Tensions between Hostess workers and executives have risen since last January, when the company filed for Chapter 11 bankruptcy. Management blamed the company’s money troubles on the International Brotherhood of Teamsters and the Bakery, Confectionary, Tobacco Workers and Grain Millers International Union, who pushed for more comprehensive pensions and healthcare policies. Union members rebutted that a boardroom of rotating leadership stifled company innovation. Six different CEOs have helmed Hostess in the past decade. Current head Greg Rayburn added $100 million to employee pension funds last year in exchange for a widespread eight percent pay cut, all while retaining his $1.5 million salary. The company’s nosedive in union representation — from 79 percent of Hostess employees in November to zero percent today — comes as no surprise to labor experts.
“Today’s unions need to figure out where they fit in today’s market,” Lisa Dupnock, a labor relations professor at Indiana University of Pennsylvania, said. “Sure, they have a long tradition of fighting, but members must negotiate their needs better.”
Hostess symbolizes the nation’s ever-declining rapport with unions. Only about 11 percent of working Americans — or 14.3 million of the nation’s workers — belong to such groups, compared to the mid-1950s, when membership reached 35 percent. Private sector unions have lost particular clout, with 7 percent representation, according to the Bureau of Labor Statistics.
“The business world is too fast today, and businesses need to make fast decisions and can’t wait for unions to make up their minds,” Cleveland-based labor lawyer Marc Bloch told NBC News earlier this year. “Unions have to convince their membership that a deal is good or not, and that takes too much time these days.”
The labor movement’s wane is partially an offshoot of right-to-work laws, which now ban mandatory dues at unionized workplaces in 24 states, including Texas. The provision was first enacted in 1947 and has recently gained traction. Two states have added the law over the past two years. Before Michigan and Indiana banned union security agreements last year, no state had adopted such laws since Oklahoma in 2001. More states will likely follow in subsequent years.
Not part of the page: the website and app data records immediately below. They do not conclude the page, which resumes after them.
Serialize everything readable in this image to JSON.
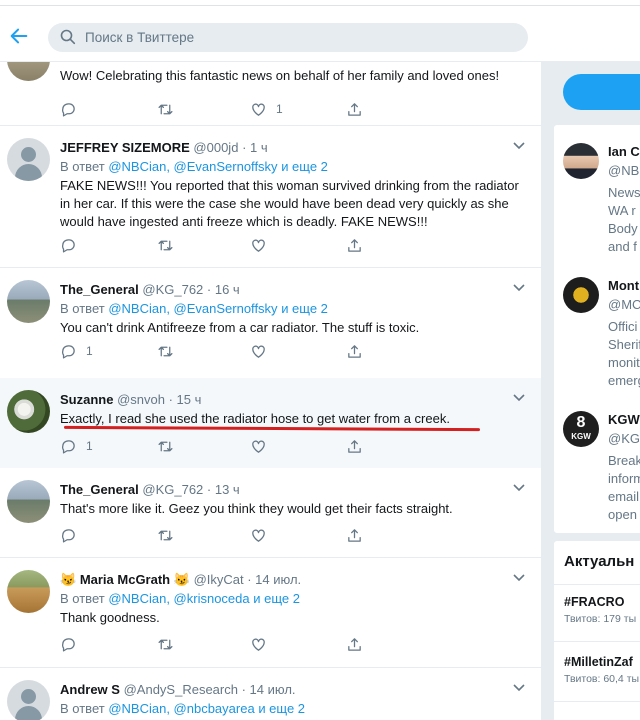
{
  "search": {
    "placeholder": "Поиск в Твиттере"
  },
  "tweets": [
    {
      "text": "Wow! Celebrating this fantastic news on behalf of her family and loved ones!",
      "likes": "1"
    },
    {
      "name": "JEFFREY SIZEMORE",
      "handle": "@000jd",
      "time": "· 1 ч",
      "reply_prefix": "В ответ",
      "reply_links": "@NBCian, @EvanSernoffsky",
      "reply_more": "и еще 2",
      "text": "FAKE NEWS!!! You reported that this woman survived drinking from the radiator in her car. If this were the case she would have been dead very quickly as she would have ingested anti freeze which is deadly. FAKE NEWS!!!"
    },
    {
      "name": "The_General",
      "handle": "@KG_762",
      "time": "· 16 ч",
      "reply_prefix": "В ответ",
      "reply_links": "@NBCian, @EvanSernoffsky",
      "reply_more": "и еще 2",
      "text": "You can't drink Antifreeze from a car radiator.  The stuff is toxic.",
      "replies": "1"
    },
    {
      "name": "Suzanne",
      "handle": "@snvoh",
      "time": "· 15 ч",
      "text": "Exactly, I read she used the radiator hose to get water from a creek.",
      "replies": "1"
    },
    {
      "name": "The_General",
      "handle": "@KG_762",
      "time": "· 13 ч",
      "text": "That's more like it. Geez you think they would get their facts straight."
    },
    {
      "name_emoji": "😼",
      "name": "Maria McGrath",
      "handle": "@IkyCat",
      "time": "· 14 июл.",
      "reply_prefix": "В ответ",
      "reply_links": "@NBCian, @krisnoceda",
      "reply_more": "и еще 2",
      "text": "Thank goodness."
    },
    {
      "name": "Andrew S",
      "handle": "@AndyS_Research",
      "time": "· 14 июл.",
      "reply_prefix": "В ответ",
      "reply_links": "@NBCian, @nbcbayarea",
      "reply_more": "и еще 2"
    }
  ],
  "suggestions": [
    {
      "name": "Ian C",
      "handle": "@NB",
      "bio": "News\nWA r\nBody\nand f"
    },
    {
      "name": "Mont",
      "handle": "@MC",
      "bio": "Offici\nSherif\nmonit\nemerg"
    },
    {
      "name": "KGW",
      "handle": "@KG",
      "bio": "Break\ninform\nemail\nopen",
      "avatar_text": "8",
      "avatar_sub": "KGW"
    }
  ],
  "trends": {
    "title": "Актуальн",
    "items": [
      {
        "name": "#FRACRO",
        "count": "Твитов: 179 ты"
      },
      {
        "name": "#MilletinZaf",
        "count": "Твитов: 60,4 ты"
      }
    ]
  },
  "colors": {
    "accent": "#1da1f2",
    "link": "#1b95e0",
    "highlight": "#f5f8fa",
    "annotation": "#d32020"
  }
}
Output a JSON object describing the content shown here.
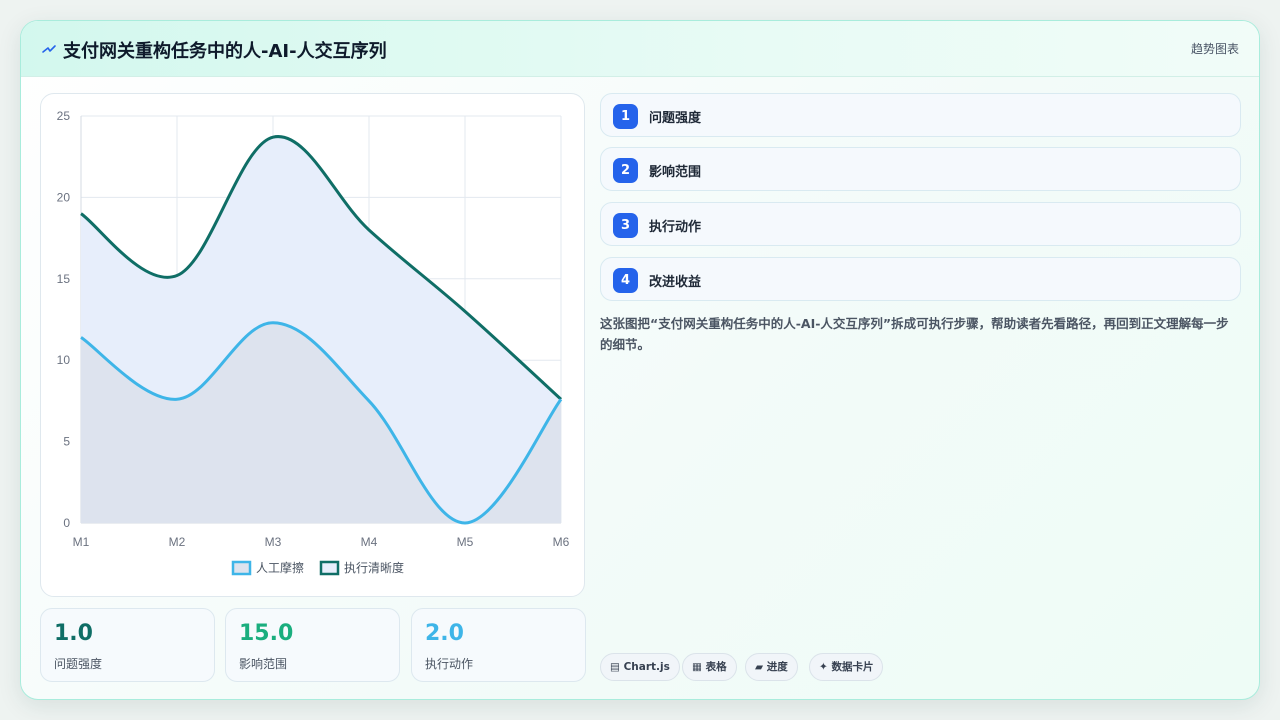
{
  "header": {
    "icon": "zigzag-icon",
    "title": "支付网关重构任务中的人-AI-人交互序列",
    "tag": "趋势图表"
  },
  "chart_data": {
    "type": "area",
    "categories": [
      "M1",
      "M2",
      "M3",
      "M4",
      "M5",
      "M6"
    ],
    "y_ticks": [
      "0",
      "5",
      "10",
      "15",
      "20",
      "25"
    ],
    "ylim": [
      0,
      25
    ],
    "grid": true,
    "legend_position": "bottom",
    "series": [
      {
        "name": "人工摩擦",
        "values": [
          11.4,
          7.6,
          12.3,
          7.5,
          0,
          7.6
        ],
        "color": "#3eb5e8",
        "fill": "#dde3ee"
      },
      {
        "name": "执行清晰度",
        "values": [
          19,
          15.2,
          23.7,
          18,
          13,
          7.6
        ],
        "color": "#0f6e66",
        "fill": "#e7eefb"
      }
    ]
  },
  "stats": [
    {
      "value": "1.0",
      "label": "问题强度",
      "color": "#0f6e66"
    },
    {
      "value": "15.0",
      "label": "影响范围",
      "color": "#1aae7e"
    },
    {
      "value": "2.0",
      "label": "执行动作",
      "color": "#3eb5e8"
    }
  ],
  "steps": [
    {
      "num": "1",
      "label": "问题强度"
    },
    {
      "num": "2",
      "label": "影响范围"
    },
    {
      "num": "3",
      "label": "执行动作"
    },
    {
      "num": "4",
      "label": "改进收益"
    }
  ],
  "description": "这张图把“支付网关重构任务中的人-AI-人交互序列”拆成可执行步骤，帮助读者先看路径，再回到正文理解每一步的细节。",
  "chips": [
    {
      "icon": "chart-icon",
      "label": "▤ Chart.js"
    },
    {
      "icon": "table-icon",
      "label": "▦ 表格"
    },
    {
      "icon": "progress-icon",
      "label": "▰ 进度"
    },
    {
      "icon": "sparkle-icon",
      "label": "✦ 数据卡片"
    }
  ]
}
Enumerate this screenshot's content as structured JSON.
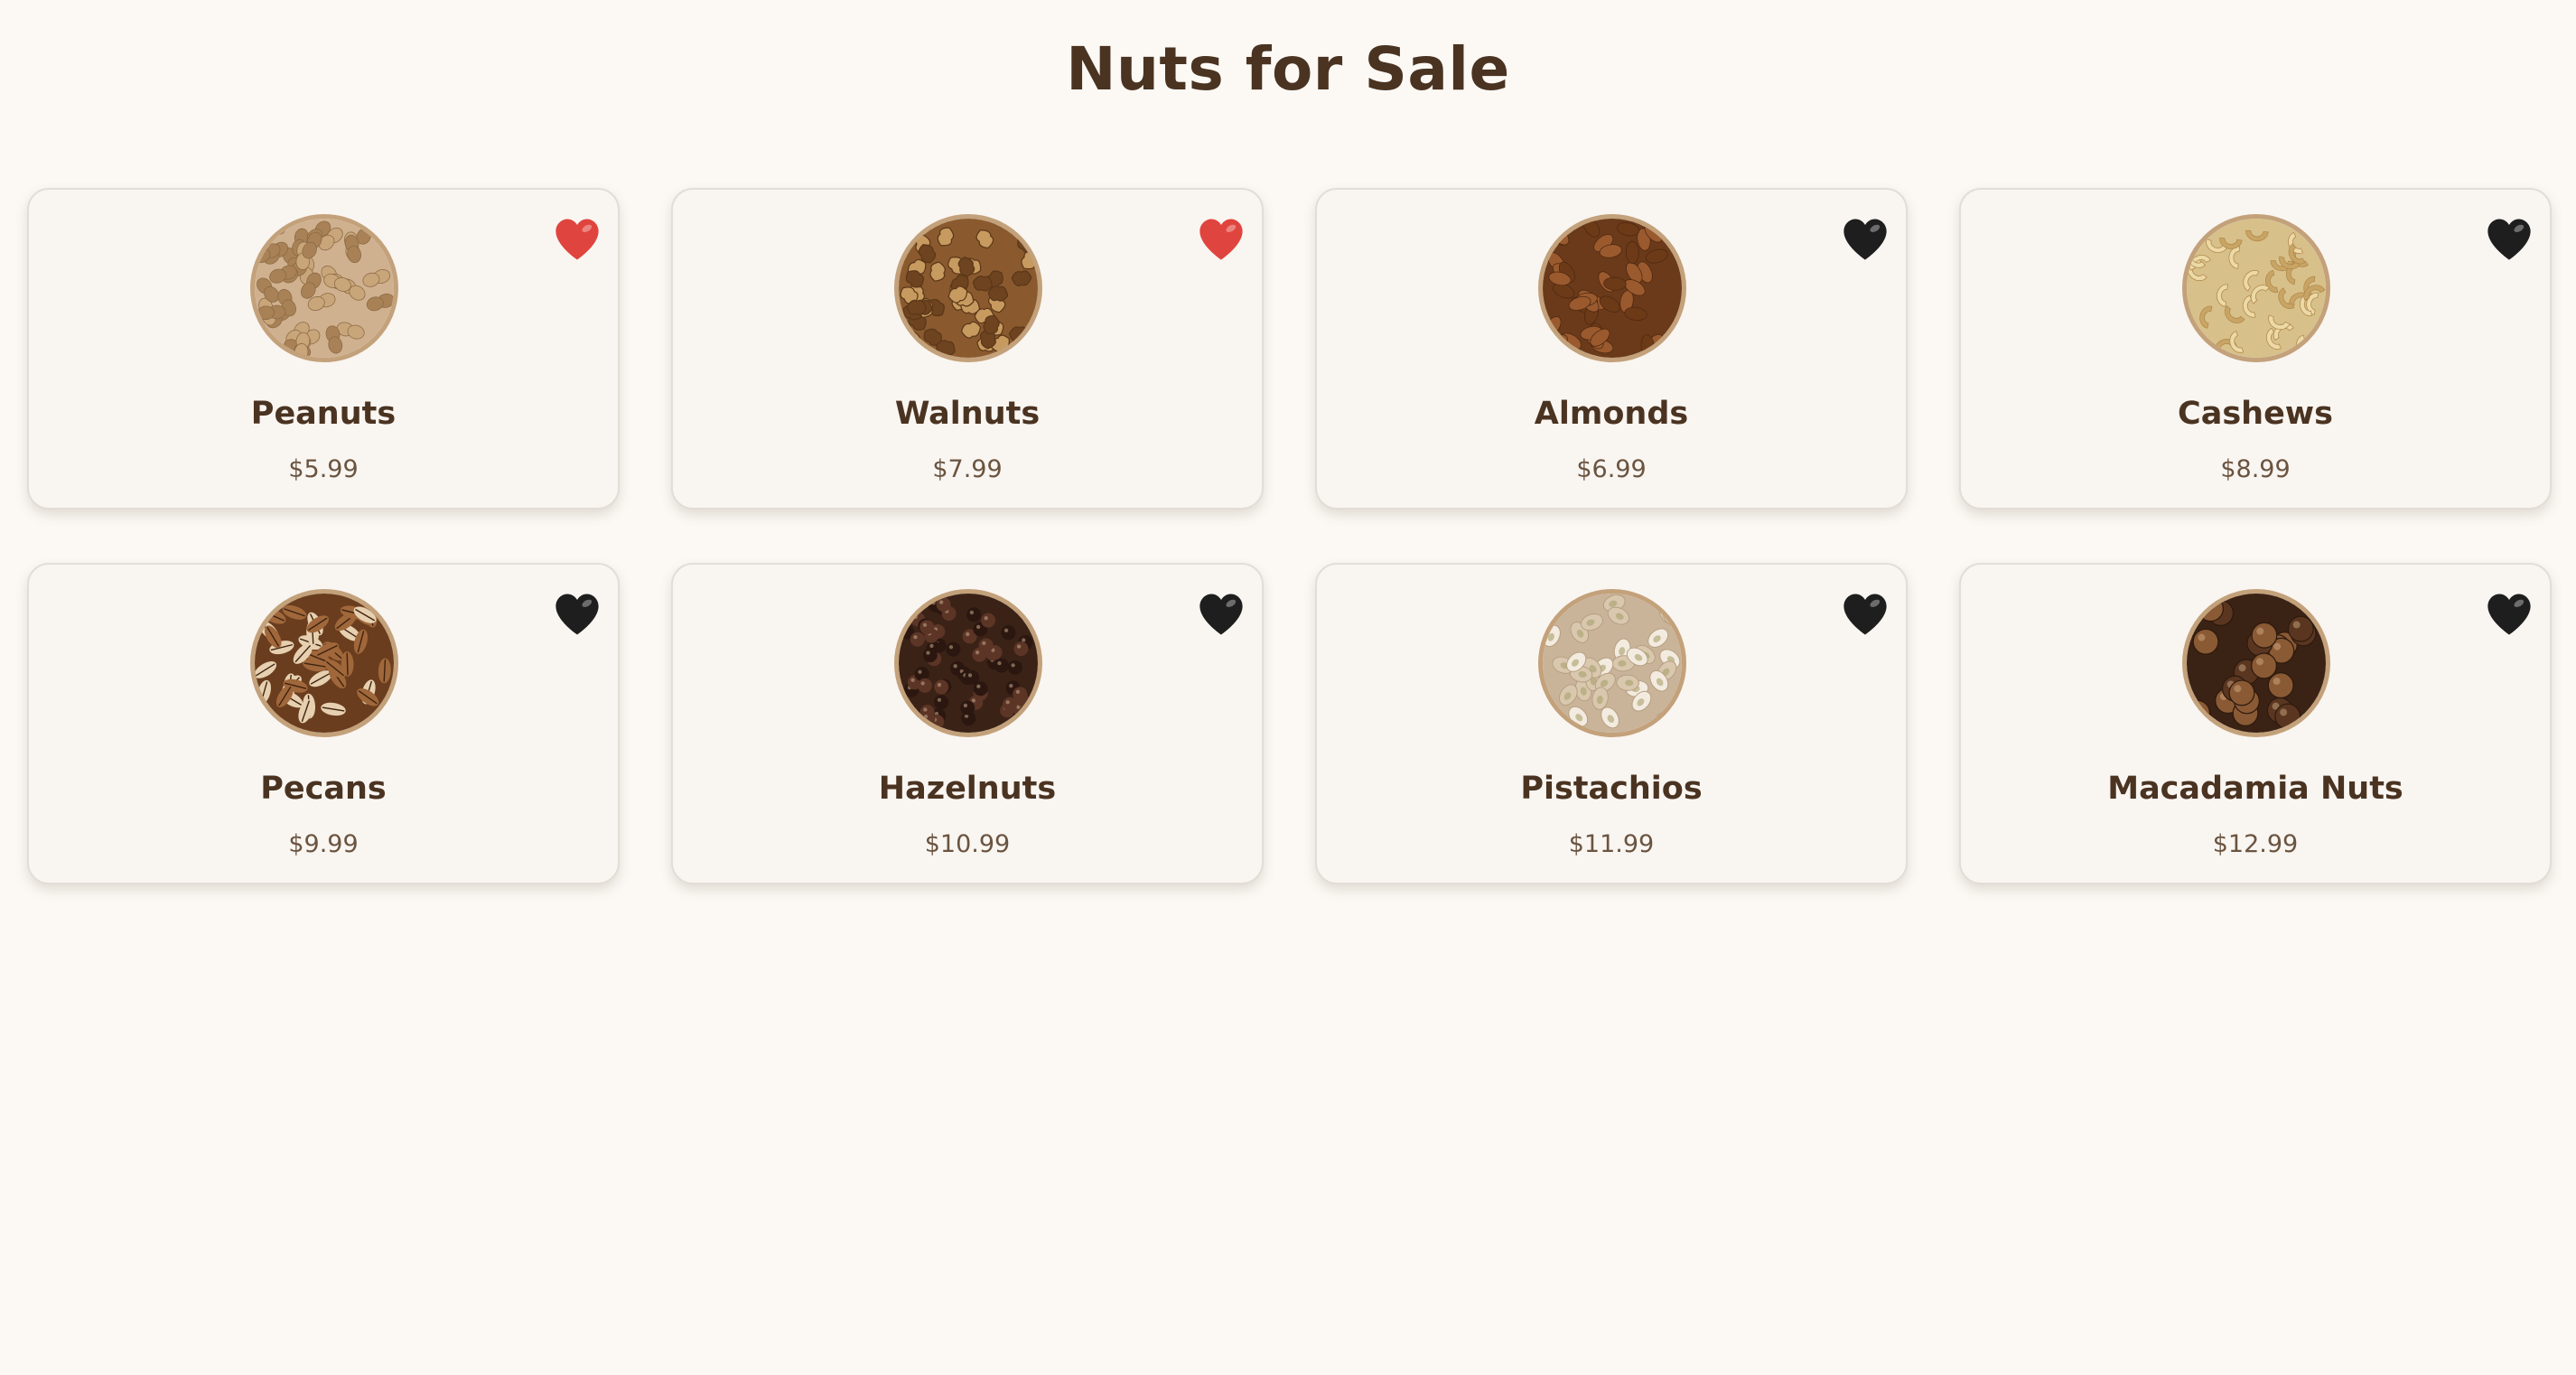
{
  "page": {
    "title": "Nuts for Sale"
  },
  "colors": {
    "background": "#fcf9f5",
    "card": "#f9f5f1",
    "text": "#4a3321",
    "favorite_on": "#e0443e",
    "favorite_off": "#1e1e1e",
    "image_ring": "#c3a17a"
  },
  "products": [
    {
      "name": "Peanuts",
      "price": "$5.99",
      "favorite": true,
      "image": "peanuts-image",
      "icon": "heart-icon"
    },
    {
      "name": "Walnuts",
      "price": "$7.99",
      "favorite": true,
      "image": "walnuts-image",
      "icon": "heart-icon"
    },
    {
      "name": "Almonds",
      "price": "$6.99",
      "favorite": false,
      "image": "almonds-image",
      "icon": "heart-icon"
    },
    {
      "name": "Cashews",
      "price": "$8.99",
      "favorite": false,
      "image": "cashews-image",
      "icon": "heart-icon"
    },
    {
      "name": "Pecans",
      "price": "$9.99",
      "favorite": false,
      "image": "pecans-image",
      "icon": "heart-icon"
    },
    {
      "name": "Hazelnuts",
      "price": "$10.99",
      "favorite": false,
      "image": "hazelnuts-image",
      "icon": "heart-icon"
    },
    {
      "name": "Pistachios",
      "price": "$11.99",
      "favorite": false,
      "image": "pistachios-image",
      "icon": "heart-icon"
    },
    {
      "name": "Macadamia Nuts",
      "price": "$12.99",
      "favorite": false,
      "image": "macadamia-image",
      "icon": "heart-icon"
    }
  ]
}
In addition, a lack of union presence within ever-globalizing industries like fashion and technology have further weakened many Americans’ collective bargaining abilities. Once-powerful unions like the Amalgamated Clothing Workers of America and the International Ladies’ Garment Workers Union have disbanded. Organizations like these were once large enough to threaten employee walkouts and influence executive decisionmaking even at non-unionized companies.
But none of this is to say that the labor movement is dead. Unions still influence, however subtly, worker welfare. Americans who belong to unions earn roughly 20 percent more than those who do not. And union members are more likely to receive pensions, health insurance and paid vacation time than non-union members, according to the Economic Policy Institute.
If there is hope in the labor movement, it currently lives in Chicago’s and New York’s storefronts, where employees at some McDonald’s, Dunkin Donuts, Sears and Macy’s locations have begun efforts to unionize this past year.
As for Hostess, financial turmoil has recently quieted talks on union issues. But now that the company has regained some footing, perhaps the team behind Twinkies will give collective bargaining another taste.
This story was originally published by the Dallas Morning News.